━━━ Data extracts ━━━

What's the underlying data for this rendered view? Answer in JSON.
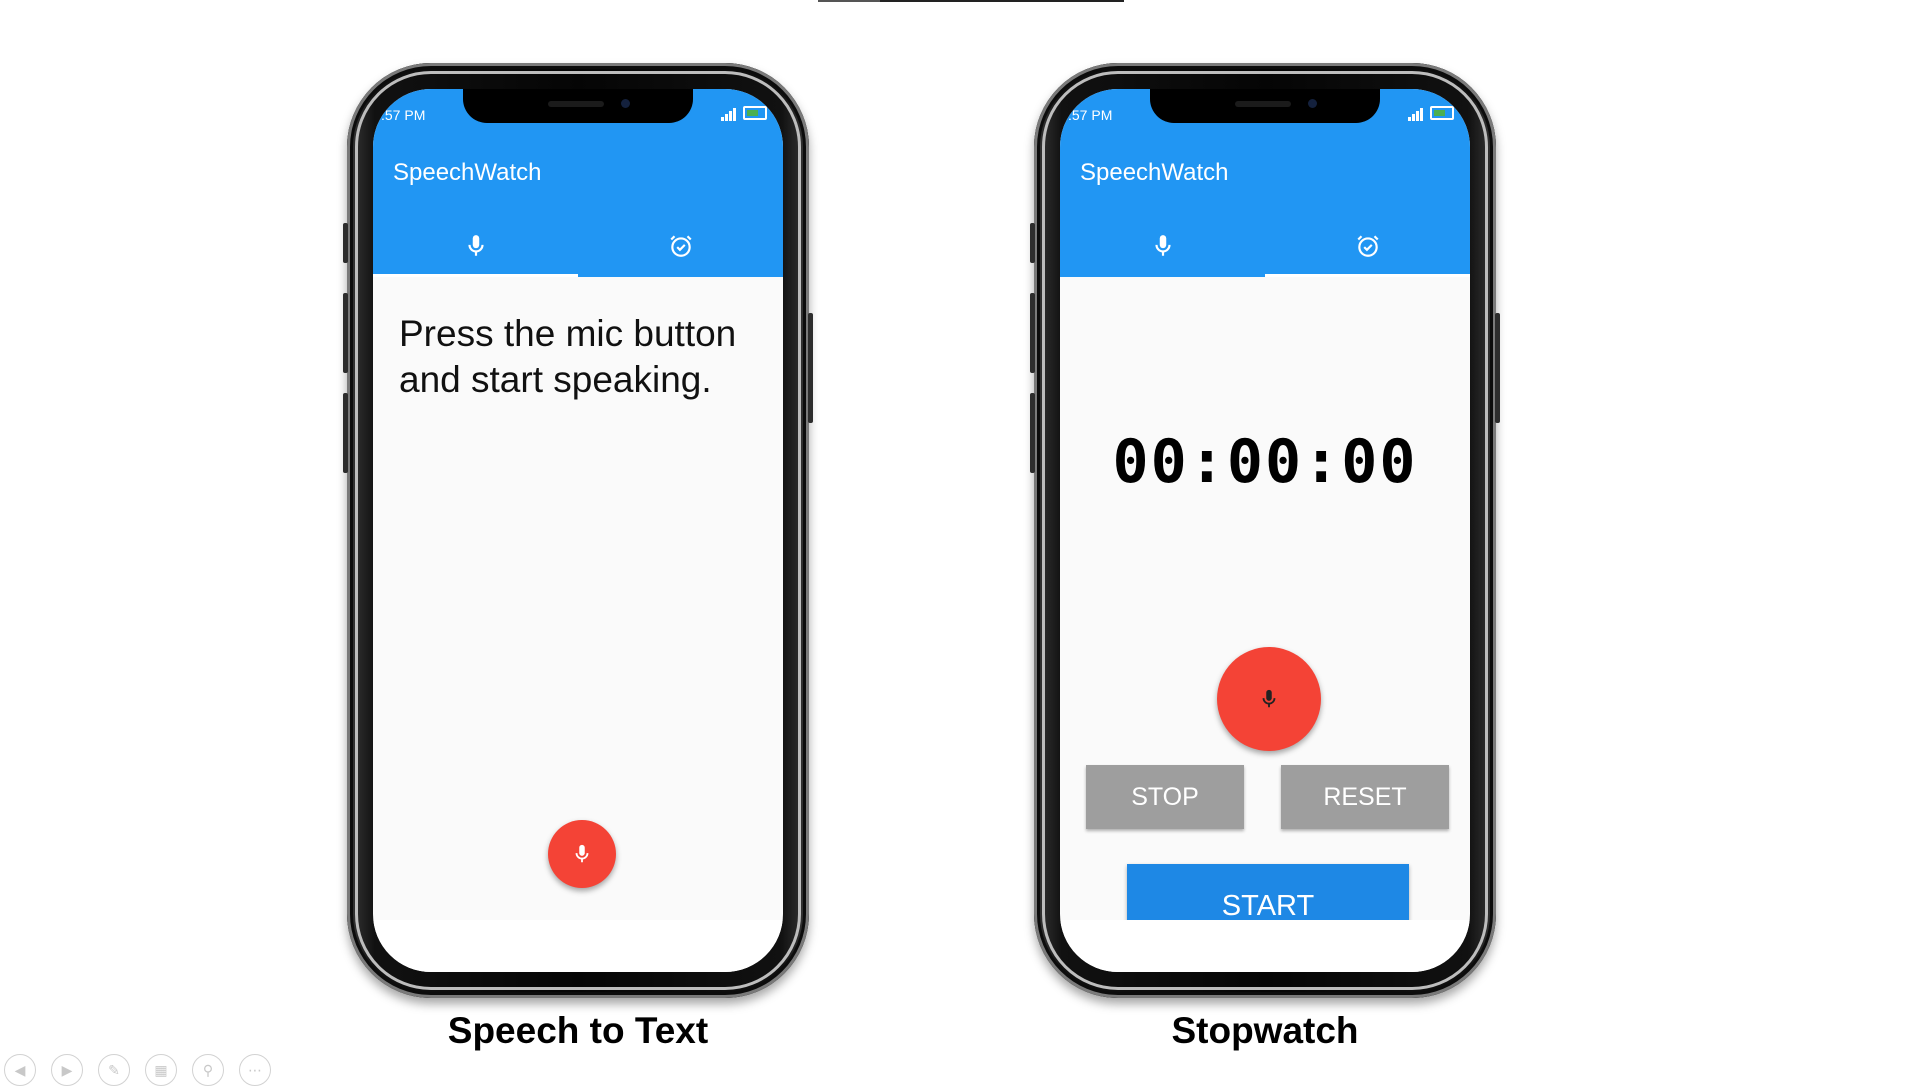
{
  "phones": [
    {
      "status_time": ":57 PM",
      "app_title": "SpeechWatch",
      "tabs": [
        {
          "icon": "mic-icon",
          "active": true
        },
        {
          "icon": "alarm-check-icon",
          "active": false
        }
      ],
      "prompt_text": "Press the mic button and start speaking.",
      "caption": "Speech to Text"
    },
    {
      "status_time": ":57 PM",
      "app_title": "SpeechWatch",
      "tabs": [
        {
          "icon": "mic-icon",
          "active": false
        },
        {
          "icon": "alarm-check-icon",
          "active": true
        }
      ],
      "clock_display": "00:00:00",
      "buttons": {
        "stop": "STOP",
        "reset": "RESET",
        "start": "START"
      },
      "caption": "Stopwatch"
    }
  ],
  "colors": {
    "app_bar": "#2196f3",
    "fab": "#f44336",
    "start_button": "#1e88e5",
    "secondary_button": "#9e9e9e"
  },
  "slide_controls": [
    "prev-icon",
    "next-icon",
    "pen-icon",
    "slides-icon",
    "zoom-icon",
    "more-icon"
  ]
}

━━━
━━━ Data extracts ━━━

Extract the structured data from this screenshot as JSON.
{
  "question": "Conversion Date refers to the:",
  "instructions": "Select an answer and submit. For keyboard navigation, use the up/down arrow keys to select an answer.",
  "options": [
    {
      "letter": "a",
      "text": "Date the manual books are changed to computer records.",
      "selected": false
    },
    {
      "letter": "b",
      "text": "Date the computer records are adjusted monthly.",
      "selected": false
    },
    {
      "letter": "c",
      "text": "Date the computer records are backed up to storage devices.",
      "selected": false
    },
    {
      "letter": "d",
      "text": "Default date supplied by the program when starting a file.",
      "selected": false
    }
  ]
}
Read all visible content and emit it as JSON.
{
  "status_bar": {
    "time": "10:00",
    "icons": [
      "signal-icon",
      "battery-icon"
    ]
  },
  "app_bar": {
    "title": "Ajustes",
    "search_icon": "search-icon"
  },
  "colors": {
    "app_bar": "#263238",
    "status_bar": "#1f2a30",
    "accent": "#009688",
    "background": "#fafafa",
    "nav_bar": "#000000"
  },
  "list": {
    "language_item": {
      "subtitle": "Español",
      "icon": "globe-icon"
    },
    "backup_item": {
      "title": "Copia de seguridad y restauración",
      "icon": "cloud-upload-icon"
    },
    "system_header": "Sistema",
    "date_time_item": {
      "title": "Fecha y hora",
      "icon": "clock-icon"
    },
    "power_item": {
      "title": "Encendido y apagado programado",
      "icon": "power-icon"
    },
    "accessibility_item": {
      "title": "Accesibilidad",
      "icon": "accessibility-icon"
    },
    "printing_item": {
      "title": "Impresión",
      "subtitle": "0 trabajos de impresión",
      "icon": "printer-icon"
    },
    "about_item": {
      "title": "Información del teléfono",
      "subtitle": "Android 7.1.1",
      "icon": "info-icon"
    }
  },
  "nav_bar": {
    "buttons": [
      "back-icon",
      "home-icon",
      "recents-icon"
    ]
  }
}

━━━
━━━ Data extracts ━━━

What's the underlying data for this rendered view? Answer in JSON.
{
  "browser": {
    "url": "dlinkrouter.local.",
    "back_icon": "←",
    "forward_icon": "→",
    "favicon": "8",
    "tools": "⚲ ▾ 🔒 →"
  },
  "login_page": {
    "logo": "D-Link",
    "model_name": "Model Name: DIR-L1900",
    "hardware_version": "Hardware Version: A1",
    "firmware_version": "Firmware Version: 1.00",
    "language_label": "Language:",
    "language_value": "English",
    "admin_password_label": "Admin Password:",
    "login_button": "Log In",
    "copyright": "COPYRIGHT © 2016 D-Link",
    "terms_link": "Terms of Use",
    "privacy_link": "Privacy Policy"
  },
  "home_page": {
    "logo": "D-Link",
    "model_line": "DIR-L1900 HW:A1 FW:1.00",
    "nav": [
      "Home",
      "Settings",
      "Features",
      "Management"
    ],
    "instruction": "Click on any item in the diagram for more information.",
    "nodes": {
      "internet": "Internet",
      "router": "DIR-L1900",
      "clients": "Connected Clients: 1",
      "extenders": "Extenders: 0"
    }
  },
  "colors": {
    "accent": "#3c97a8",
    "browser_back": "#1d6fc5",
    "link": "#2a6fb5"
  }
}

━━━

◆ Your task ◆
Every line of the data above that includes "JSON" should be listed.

◆ Result below ◆
What's the underlying data for this rendered view? Answer in JSON.
Extract the structured data from this screenshot as JSON.
Read all visible content and emit it as JSON.
What's the underlying data for this rendered view? Answer in JSON.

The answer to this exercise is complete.